Because the Hennessy VSOP isn’t being sold in the European Union I combined my trip to the Cognac-area with a visit to the Hennessy store where I bought the Hennessy VSOP but also a Pure White, KAWS VS and a Black.
The Hennessy VSOP is the first to review! Compared to the Hennessy Fine de Cognac (the European Hennessy between the VS and the XO quality) it is much darker in color, but this has mostly to do with the aging.
The Hennessy VSOP comprises a gradual blend of over 60 ‘eaux-de-vie’ aged from 4 years up to 15 years. Compared to the Fine de Cognac which is aged from about 2 to 8 years.
In terms of aroma’s it is quite clear this Hennessy is still a quite young Cognac with a some alcohol in the nose, other flavors are caramel, honey, grass, raisins and woody notes. With this Cognac it is very important to let it breath some minutes before nosing, at four years old it has hardly had time to catch much breath.
The palate is overall quite dry with woody notes, which leads me to some general information about this VSOP on the internet saying: “slowly matured in old barrels, from which most of the tannin has been extracted”.

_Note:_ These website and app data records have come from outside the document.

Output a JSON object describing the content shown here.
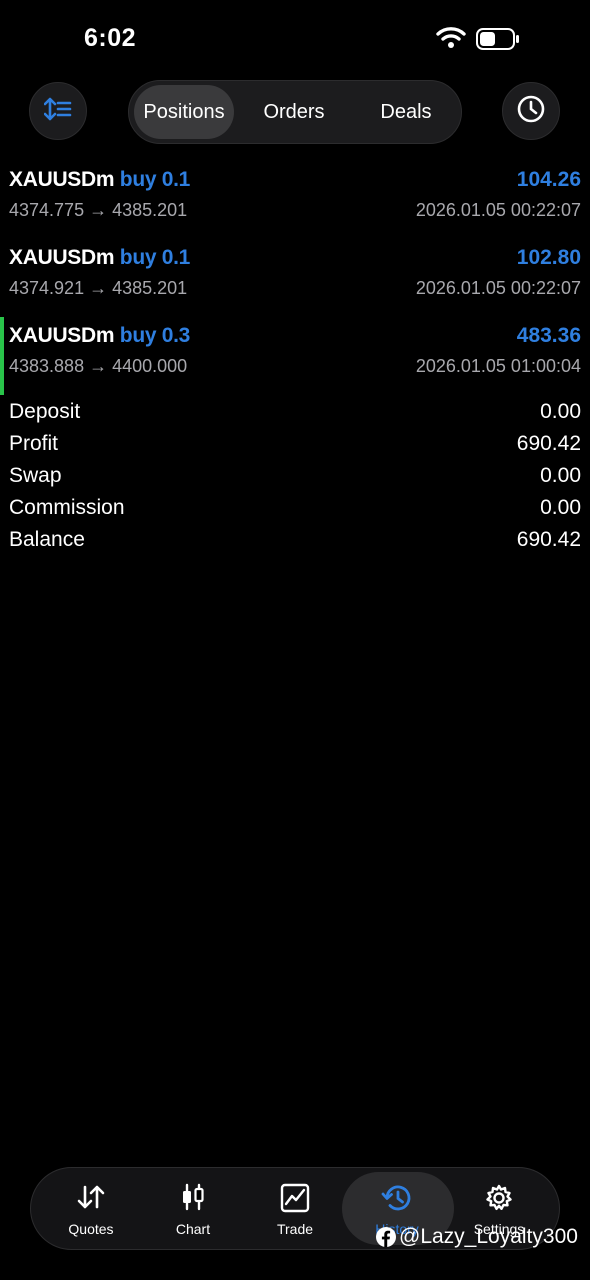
{
  "status": {
    "time": "6:02"
  },
  "tabs": [
    {
      "label": "Positions",
      "active": true
    },
    {
      "label": "Orders",
      "active": false
    },
    {
      "label": "Deals",
      "active": false
    }
  ],
  "deals": [
    {
      "symbol": "XAUUSDm",
      "side": "buy 0.1",
      "profit": "104.26",
      "prices": "4374.775 → 4385.201",
      "time": "2026.01.05 00:22:07"
    },
    {
      "symbol": "XAUUSDm",
      "side": "buy 0.1",
      "profit": "102.80",
      "prices": "4374.921 → 4385.201",
      "time": "2026.01.05 00:22:07"
    },
    {
      "symbol": "XAUUSDm",
      "side": "buy 0.3",
      "profit": "483.36",
      "prices": "4383.888 → 4400.000",
      "time": "2026.01.05 01:00:04"
    }
  ],
  "summary": [
    {
      "label": "Deposit",
      "value": "0.00"
    },
    {
      "label": "Profit",
      "value": "690.42"
    },
    {
      "label": "Swap",
      "value": "0.00"
    },
    {
      "label": "Commission",
      "value": "0.00"
    },
    {
      "label": "Balance",
      "value": "690.42"
    }
  ],
  "nav": [
    {
      "label": "Quotes",
      "icon": "quotes-arrows-icon"
    },
    {
      "label": "Chart",
      "icon": "candlestick-icon"
    },
    {
      "label": "Trade",
      "icon": "trade-chart-icon"
    },
    {
      "label": "History",
      "icon": "history-clock-icon",
      "active": true
    },
    {
      "label": "Settings",
      "icon": "gear-icon"
    }
  ],
  "watermark": "@Lazy_Loyalty300",
  "colors": {
    "accent": "#2f7fe0",
    "marker": "#29c44a",
    "background": "#000000"
  }
}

If I need to be honest, I would say this Cognac is aged in new made barrels for quite a period. You’ll either appreciate the oaky notes or hate it… I like it!
The bottle is very characteristic, inspired by the Hennessy V.S.O.P. bottle created in 1954. This year (2012) the bottle has been changed slightly by Chris Bangle, see the evolution below. According to Hennessy the content didn’t change with the 2012 evolution. I bought the 2011 bottling (middle bottle below) as it was accompanied with two nice glasses for the same price as the new VSOP, although I like the new bottle design more .
The review notes of this Hennessy VSOP Cognac are:
The color: very dark brown for it’s age, with some red-shades….
The nose: caramel, honey, raisins, grass and woody notes
The taste: the palate entry is sweet, nearly syrupy; the midpalate is the best phase as rounded flavors of dark toffee, nougat, and maple work nicely together. Overall quite dry taste.
The after-taste: finishes sweet, sap-like, and acceptably woody.
The origin: Grande Champagne, Petite Champagne, Borderies and Fins Bois.
The age: 4-15 years.
The price: About 35 US dollars
The price / quality ratio: a 7+. Worth having in your collection as it is one of the most well known Cognacs.